It is being carried out by twenty volunteers, many of them without previous experience in international humanitarian tasks. They are there impelled by the will to do something, whatever it is, to relieve, even if minimally, the pain of thousands of human beings that feature, against their will, the worst migratory crisis in South-America in the last decades.
“It is shocking to see whole families, with small children, walking on the road without a known destiny, without perspectives, without knowing anyone, without knowing if they will manage to arrive anywhere. And the worst: without knowing until when this nightmare will last”, testifies Bianca Montemovo, 18, a Brazilian volunteer who represents the Missionary Youth for Peace.
She assures she is learning a lot with the missionary experience. “It is very good to give love to those who suffer, because you see that sometimes they only need a greeting, a smile, not to be treated with indifference”, she adds, and then concludes: “I consider it very important that others also dare to come and help”.
The Humanitarian Colombia Mission basically takes place in two Catholic places of assistance to migrants, displaced people and needy families: the Scalabrinian Pilot Center and the Migrations Center. In the first, 4,500 children and teenagers who are outside the educational system receive emergency educational support. The second place functions as a temporary lodging place. The missionaries of Fraternidade help in both places with workshops of manual skills and artisanship, as well as coordinating physical and recreational activities.
“The children spontaneously develop a precious fraternity. Even without asking your name or where you come from, they love you, sharing everything, giving smiles, giving everything they feel and delivering their gratitude, their care, in a hug, a greeting. They really have good manners, and are sensitive, open, communicative”, highlights Enoc, another volunteer.
He says he had the opportunity to sing some Christmas Carrols and that suddenly a very creative wheel arose that became a living manger scene. Enthusiastically, he continues telling that the activity turned out to be magical, because some little ones, who were totally unmotivated, began to sing, clap their hands and completely transform their mood.
Renato Goshima, who also represents the Missionary Youth for Peace, comments that in the Migrations Center it is possible to see kids who remain more joyful, more centered in the daily activities, whereas the adults, although they become distracted by the artisanal work they do, cannot help by worry for the uncertainty that will return to their lives when the deadline of permanence in the lodging place is fulfilled.
Migration would doublé in 2019
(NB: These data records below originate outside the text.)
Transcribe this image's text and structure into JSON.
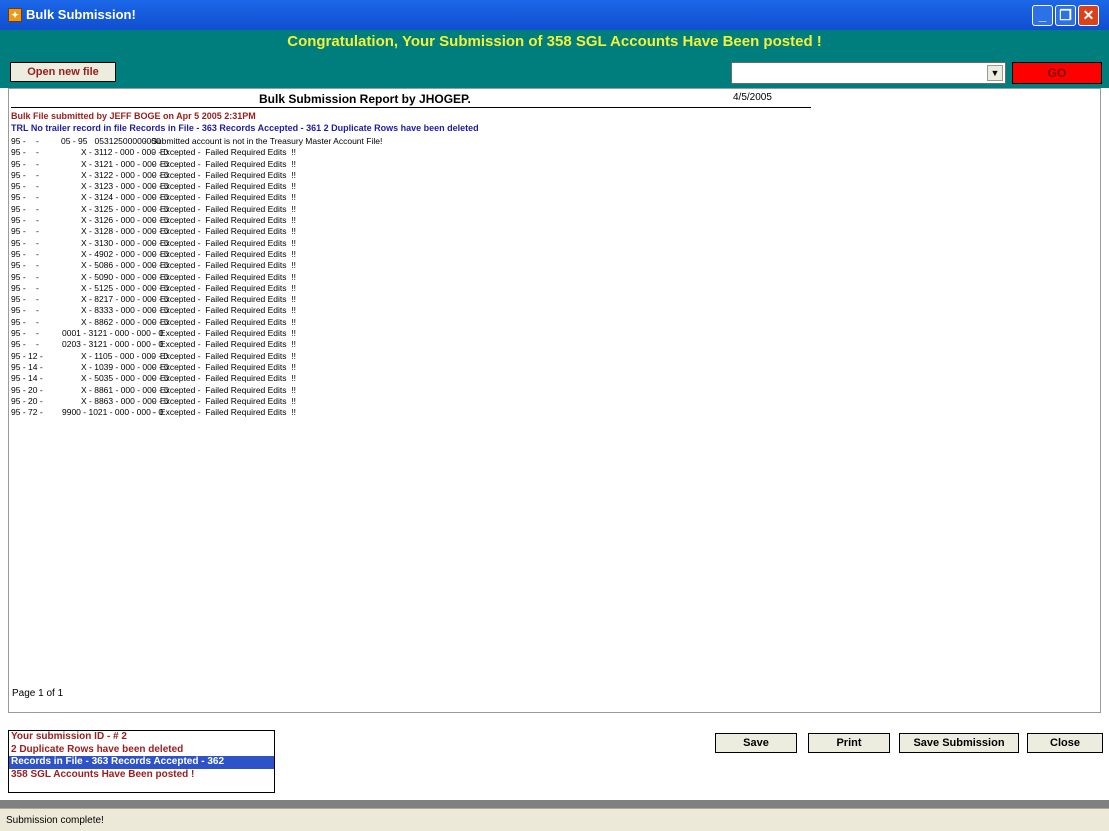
{
  "window": {
    "title": "Bulk Submission!",
    "app_icon": "app-window-icon",
    "controls": {
      "minimize": "_",
      "maximize": "❐",
      "close": "✕"
    }
  },
  "header": {
    "congrats": "Congratulation, Your Submission of 358 SGL Accounts Have Been posted !"
  },
  "toolbar": {
    "open_new_file_label": "Open new file",
    "select_value": "",
    "go_label": "GO"
  },
  "report": {
    "title": "Bulk Submission Report by JHOGEP.",
    "date": "4/5/2005",
    "submitted_line": "Bulk File submitted by   JEFF  BOGE  on  Apr  5 2005  2:31PM",
    "trl_line": "TRL No trailer record in file  Records in File - 363  Records Accepted   - 361  2 Duplicate Rows have been deleted",
    "rows": [
      {
        "a": "95 -",
        "b": "-",
        "c": "05 - 95   05312500000000",
        "d": "  -  Submitted account is not in the Treasury Master Account File!"
      },
      {
        "a": "95 -",
        "b": "-",
        "c": "X - 3112 - 000 - 000 - 0",
        "d": " -  Excepted -  Failed Required Edits  !!"
      },
      {
        "a": "95 -",
        "b": "-",
        "c": "X - 3121 - 000 - 000 - 0",
        "d": " -  Excepted -  Failed Required Edits  !!"
      },
      {
        "a": "95 -",
        "b": "-",
        "c": "X - 3122 - 000 - 000 - 0",
        "d": " -  Excepted -  Failed Required Edits  !!"
      },
      {
        "a": "95 -",
        "b": "-",
        "c": "X - 3123 - 000 - 000 - 0",
        "d": " -  Excepted -  Failed Required Edits  !!"
      },
      {
        "a": "95 -",
        "b": "-",
        "c": "X - 3124 - 000 - 000 - 0",
        "d": " -  Excepted -  Failed Required Edits  !!"
      },
      {
        "a": "95 -",
        "b": "-",
        "c": "X - 3125 - 000 - 000 - 0",
        "d": " -  Excepted -  Failed Required Edits  !!"
      },
      {
        "a": "95 -",
        "b": "-",
        "c": "X - 3126 - 000 - 000 - 0",
        "d": " -  Excepted -  Failed Required Edits  !!"
      },
      {
        "a": "95 -",
        "b": "-",
        "c": "X - 3128 - 000 - 000 - 0",
        "d": " -  Excepted -  Failed Required Edits  !!"
      },
      {
        "a": "95 -",
        "b": "-",
        "c": "X - 3130 - 000 - 000 - 0",
        "d": " -  Excepted -  Failed Required Edits  !!"
      },
      {
        "a": "95 -",
        "b": "-",
        "c": "X - 4902 - 000 - 000 - 0",
        "d": " -  Excepted -  Failed Required Edits  !!"
      },
      {
        "a": "95 -",
        "b": "-",
        "c": "X - 5086 - 000 - 000 - 0",
        "d": " -  Excepted -  Failed Required Edits  !!"
      },
      {
        "a": "95 -",
        "b": "-",
        "c": "X - 5090 - 000 - 000 - 0",
        "d": " -  Excepted -  Failed Required Edits  !!"
      },
      {
        "a": "95 -",
        "b": "-",
        "c": "X - 5125 - 000 - 000 - 0",
        "d": " -  Excepted -  Failed Required Edits  !!"
      },
      {
        "a": "95 -",
        "b": "-",
        "c": "X - 8217 - 000 - 000 - 0",
        "d": " -  Excepted -  Failed Required Edits  !!"
      },
      {
        "a": "95 -",
        "b": "-",
        "c": "X - 8333 - 000 - 000 - 0",
        "d": " -  Excepted -  Failed Required Edits  !!"
      },
      {
        "a": "95 -",
        "b": "-",
        "c": "X - 8862 - 000 - 000 - 0",
        "d": " -  Excepted -  Failed Required Edits  !!"
      },
      {
        "a": "95 -",
        "b": "-",
        "c": "0001 - 3121 - 000 - 000 - 0",
        "d": " -  Excepted -  Failed Required Edits  !!"
      },
      {
        "a": "95 -",
        "b": "-",
        "c": "0203 - 3121 - 000 - 000 - 0",
        "d": " -  Excepted -  Failed Required Edits  !!"
      },
      {
        "a": "95 - 12 -",
        "b": "",
        "c": "X - 1105 - 000 - 000 - 0",
        "d": " -  Excepted -  Failed Required Edits  !!"
      },
      {
        "a": "95 - 14 -",
        "b": "",
        "c": "X - 1039 - 000 - 000 - 0",
        "d": " -  Excepted -  Failed Required Edits  !!"
      },
      {
        "a": "95 - 14 -",
        "b": "",
        "c": "X - 5035 - 000 - 000 - 0",
        "d": " -  Excepted -  Failed Required Edits  !!"
      },
      {
        "a": "95 - 20 -",
        "b": "",
        "c": "X - 8861 - 000 - 000 - 0",
        "d": " -  Excepted -  Failed Required Edits  !!"
      },
      {
        "a": "95 - 20 -",
        "b": "",
        "c": "X - 8863 - 000 - 000 - 0",
        "d": " -  Excepted -  Failed Required Edits  !!"
      },
      {
        "a": "95 - 72 -",
        "b": "",
        "c": "9900 - 1021 - 000 - 000 - 0",
        "d": " -  Excepted -  Failed Required Edits  !!"
      }
    ],
    "page_label": "Page 1 of 1"
  },
  "summary": {
    "lines": [
      "Your submission ID - # 2",
      "2 Duplicate Rows have been deleted",
      "Records in File - 363  Records Accepted  - 362",
      "358 SGL Accounts Have Been posted !"
    ]
  },
  "actions": {
    "save": "Save",
    "print": "Print",
    "save_submission": "Save Submission",
    "close": "Close"
  },
  "status": {
    "text": "Submission complete!"
  },
  "colors": {
    "teal": "#007e7e",
    "congrats_yellow": "#f3f03a",
    "go_red": "#ff0000",
    "title_blue": "#0f4fd0"
  }
}
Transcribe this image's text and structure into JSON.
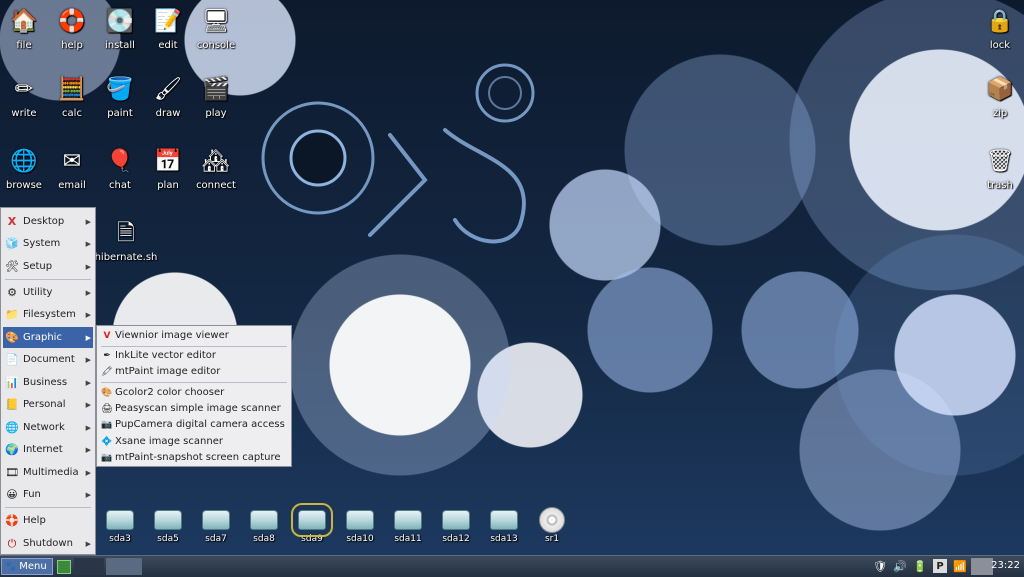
{
  "desktop_icons": [
    {
      "label": "file",
      "icon": "home-folder-icon"
    },
    {
      "label": "help",
      "icon": "lifebuoy-icon"
    },
    {
      "label": "install",
      "icon": "install-icon"
    },
    {
      "label": "edit",
      "icon": "edit-icon"
    },
    {
      "label": "console",
      "icon": "terminal-icon"
    },
    {
      "label": "write",
      "icon": "pen-icon"
    },
    {
      "label": "calc",
      "icon": "calculator-icon"
    },
    {
      "label": "paint",
      "icon": "paint-bucket-icon"
    },
    {
      "label": "draw",
      "icon": "draw-icon"
    },
    {
      "label": "play",
      "icon": "media-play-icon"
    },
    {
      "label": "browse",
      "icon": "globe-icon"
    },
    {
      "label": "email",
      "icon": "envelope-icon"
    },
    {
      "label": "chat",
      "icon": "chat-balloon-icon"
    },
    {
      "label": "plan",
      "icon": "calendar-icon"
    },
    {
      "label": "connect",
      "icon": "network-connect-icon"
    },
    {
      "label": "hibernate.sh",
      "icon": "script-file-icon"
    }
  ],
  "right_icons": [
    {
      "label": "lock",
      "icon": "padlock-icon"
    },
    {
      "label": "zip",
      "icon": "archive-box-icon"
    },
    {
      "label": "trash",
      "icon": "trash-can-icon"
    }
  ],
  "menu": {
    "items": [
      {
        "label": "Desktop",
        "icon": "desktop-x-icon"
      },
      {
        "label": "System",
        "icon": "system-icon"
      },
      {
        "label": "Setup",
        "icon": "setup-tools-icon"
      },
      {
        "label": "Utility",
        "icon": "utility-icon"
      },
      {
        "label": "Filesystem",
        "icon": "folder-icon"
      },
      {
        "label": "Graphic",
        "icon": "graphic-icon"
      },
      {
        "label": "Document",
        "icon": "document-icon"
      },
      {
        "label": "Business",
        "icon": "business-icon"
      },
      {
        "label": "Personal",
        "icon": "personal-icon"
      },
      {
        "label": "Network",
        "icon": "network-icon"
      },
      {
        "label": "Internet",
        "icon": "internet-icon"
      },
      {
        "label": "Multimedia",
        "icon": "multimedia-icon"
      },
      {
        "label": "Fun",
        "icon": "smiley-icon"
      },
      {
        "label": "Help",
        "icon": "help-lifebuoy-icon"
      },
      {
        "label": "Shutdown",
        "icon": "power-icon"
      }
    ],
    "active": "Graphic"
  },
  "submenu": {
    "items": [
      {
        "label": "Viewnior image viewer",
        "icon": "viewnior-icon"
      },
      {
        "label": "InkLite vector editor",
        "icon": "inklite-icon"
      },
      {
        "label": "mtPaint image editor",
        "icon": "mtpaint-icon"
      },
      {
        "label": "Gcolor2 color chooser",
        "icon": "color-chooser-icon"
      },
      {
        "label": "Peasyscan simple image scanner",
        "icon": "scanner-icon"
      },
      {
        "label": "PupCamera digital camera access",
        "icon": "camera-icon"
      },
      {
        "label": "Xsane image scanner",
        "icon": "xsane-icon"
      },
      {
        "label": "mtPaint-snapshot screen capture",
        "icon": "camera-snapshot-icon"
      }
    ]
  },
  "drives": [
    {
      "label": "sda3"
    },
    {
      "label": "sda5"
    },
    {
      "label": "sda7"
    },
    {
      "label": "sda8"
    },
    {
      "label": "sda9"
    },
    {
      "label": "sda10"
    },
    {
      "label": "sda11"
    },
    {
      "label": "sda12"
    },
    {
      "label": "sda13"
    },
    {
      "label": "sr1"
    }
  ],
  "selected_drive": "sda9",
  "taskbar": {
    "menu_label": "Menu",
    "clock": "23:22"
  },
  "colors": {
    "accent": "#3a63a8",
    "selection_outline": "#c9b63a"
  }
}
The missionaries accompany the migrants from Mondays to Fridays, in the morning. They occupy the rest of the time with activities of missionary formation and physical training, walks of 15 to 20 km, maintenance of the house where they are lodged, preparation of the workshops they will conduct on the following day, spiritual exercises and rest.
Until November, the number of Venezuelans who had left the economic, political and social crisis that affects their country already summed three million in the whole world, according to data informed by the IOM (International Organization for Migration) and the UNHCR (United Nations High Commissioner for Refugees). Of this number, 2.3 million survive as they can in different South-American countries, with Colombia as the main receptor, with more than one million migrants. According to these multilateral organizations, in 2019 Venezuelan emigration is expected to double.
To collaborate with the Humanitarian Colombia Mission,